Segment Start: Data for this task
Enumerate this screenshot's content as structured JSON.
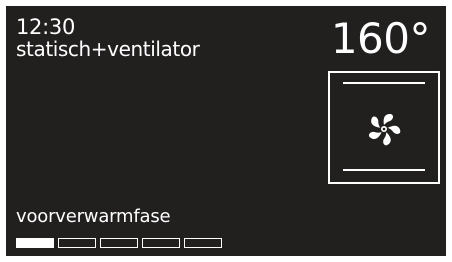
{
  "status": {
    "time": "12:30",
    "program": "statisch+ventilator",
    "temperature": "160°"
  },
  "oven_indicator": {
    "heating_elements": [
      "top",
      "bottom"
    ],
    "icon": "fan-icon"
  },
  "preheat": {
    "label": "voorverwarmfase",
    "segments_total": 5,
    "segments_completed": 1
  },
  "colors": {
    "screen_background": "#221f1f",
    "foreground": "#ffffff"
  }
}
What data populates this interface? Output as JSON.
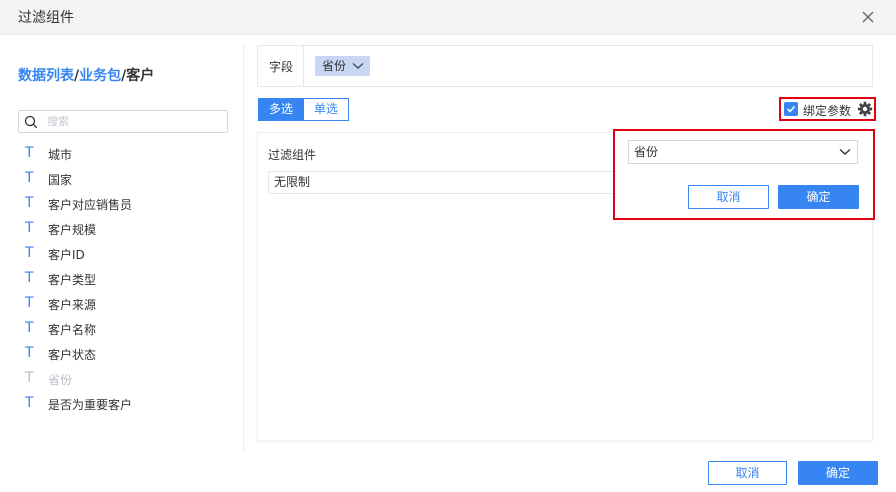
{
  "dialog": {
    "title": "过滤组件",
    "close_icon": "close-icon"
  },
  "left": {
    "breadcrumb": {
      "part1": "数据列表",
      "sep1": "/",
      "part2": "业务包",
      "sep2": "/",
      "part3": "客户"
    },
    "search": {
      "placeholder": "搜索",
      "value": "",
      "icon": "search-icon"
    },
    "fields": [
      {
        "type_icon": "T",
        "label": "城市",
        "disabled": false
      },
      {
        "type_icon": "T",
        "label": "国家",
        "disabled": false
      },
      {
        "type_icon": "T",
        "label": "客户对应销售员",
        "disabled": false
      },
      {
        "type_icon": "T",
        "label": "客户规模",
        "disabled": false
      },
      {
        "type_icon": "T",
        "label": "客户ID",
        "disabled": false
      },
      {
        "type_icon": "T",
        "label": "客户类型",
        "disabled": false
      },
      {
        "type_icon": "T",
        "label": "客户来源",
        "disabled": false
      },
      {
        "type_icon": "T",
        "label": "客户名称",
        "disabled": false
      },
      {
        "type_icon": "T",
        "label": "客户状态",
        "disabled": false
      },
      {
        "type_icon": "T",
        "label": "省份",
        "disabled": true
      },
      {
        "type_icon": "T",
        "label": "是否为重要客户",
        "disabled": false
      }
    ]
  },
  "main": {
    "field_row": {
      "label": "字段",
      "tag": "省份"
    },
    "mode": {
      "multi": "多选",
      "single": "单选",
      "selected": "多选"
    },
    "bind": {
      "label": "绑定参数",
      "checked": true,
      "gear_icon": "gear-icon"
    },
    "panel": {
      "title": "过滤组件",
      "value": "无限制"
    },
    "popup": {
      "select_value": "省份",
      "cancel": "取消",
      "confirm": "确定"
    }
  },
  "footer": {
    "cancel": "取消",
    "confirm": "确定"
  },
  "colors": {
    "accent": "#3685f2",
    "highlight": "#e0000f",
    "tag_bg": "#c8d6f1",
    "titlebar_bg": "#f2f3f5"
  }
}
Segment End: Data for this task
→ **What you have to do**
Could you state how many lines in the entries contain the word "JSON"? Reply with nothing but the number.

→ **Task answer**
2